Leading different size steps for a saucy tango

Now that all the followers have learned to take uniformly sized steps, we are starting to learn to vary the size of steps during the dance. WHAT?!? What was the point of learning to keep them the same?

  • Safety: As the leader learns to lead, there are already so many variables that having a constant step size from the follower helps make tango danceable;
  • Control: You can't learn to vary your step size on purpose until you have learned to FEEL where your body normally exists in space (kinesthetic awareness).

Now that you have learned control over your steps, we can play with the dance to add flavor (what my teachers Oscar and Georgina call "picante") to your movement, based on musical promptings, other people's use of space, of just for fun.

Two of the combinations we have worked on in the Monday advanced class have dealt with leading the follower to use small steps interspersed with larger steps. In both, we changed the follower's "back-side-forward" steps of a giro into something a bit different.

The marca is the key to changing the follower's step size

One of my advanced students told my teachers that he didn't like using his hand as a part of the lead. He said he had been trained to NOT use his right hand and embrace to control movement. Oscar told him that he could continue to dance like that and "do your four or five moves" but in order to develop clear leads for more moves, he needed to learn to use the marca.

This is to head off all the comments from those of you who say to me, "But [x teacher] told me not to use my hands!" I believe that that person probably just didn't understand 100% how to make this dance easier and more elegant. Yes, it IS more work to learn to lead this way, but it means that your follower will go where you want, and do what you want them to do. I personally like to see that glazed, happy look on my follower's face after a tanda; don't you?

The point of the marca is not to signal the follower, but rather to be able to control the follower's movement gently and effectively.
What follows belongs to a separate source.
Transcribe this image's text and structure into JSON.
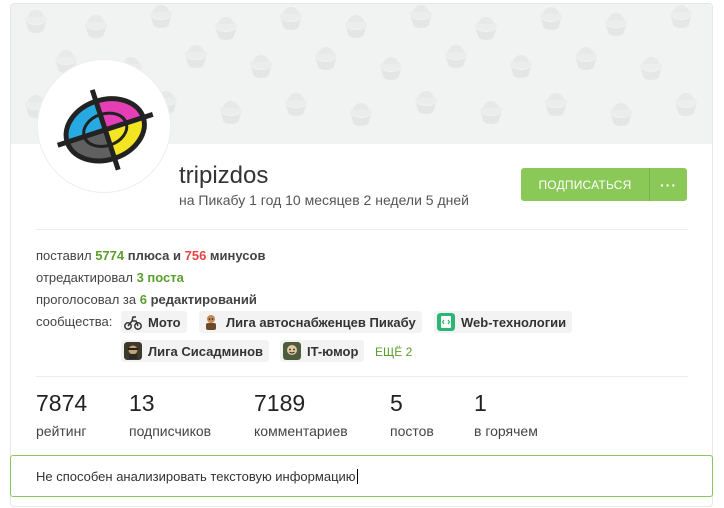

The follower does not need to "know" a signal because the follower's body is adjusted by the marca to make the move work.

The marca needed for step size is the suspension of the follower WHILE MOVING. When I suspend the follower:

  • If she is stationary, she will (hopefully) stay put on one leg;
  • If she is moving when you suspend, the follower's feet stay under her more, making her steps smaller: this is what we need!


Medialuna to the left (1st part of the combination)

Rather than getting three medium-sized steps for the medialuna, this combination asked the follower to step "big-big-tiny" in order to end in the cross: #4 is the key part:

  1. salida
  2. regresa (side step back towards original position)
  3. 1 step LOD (leader left foot, follower right foot)
  4. medialuna to the left, with the leader stepping forward diagonal on the first step with the right AND STAYING ON THAT FOOT, and then pivoting in place with the chest to twist the follower into the cross, rather than taking a forward step on the third step of the turn.
  5. Use the marca to pivot the follower into the cross with a light suspension. This limitls the size of step the follower can take.
  6. Collect and (if needed) pivot counterclockwise, then both move laterally facing left diagonal LOD, and collect again to pivot clockwise and step laterally, facing right diagonal.
  7. End ready to move LOD.

 A note: I teach followers to do uniform giro steps UNLESS led to do #4. Other teachers in the community teach to automatically do the cross, but then the leader has only one option for movement. This way, the leader has a choice of possible movements, one of which is to truncate the forward step into the cross.

Main object of doing this medialuna into the cross: use your new skills in step size to adjust spatially to position your next move on the crowded dance floor.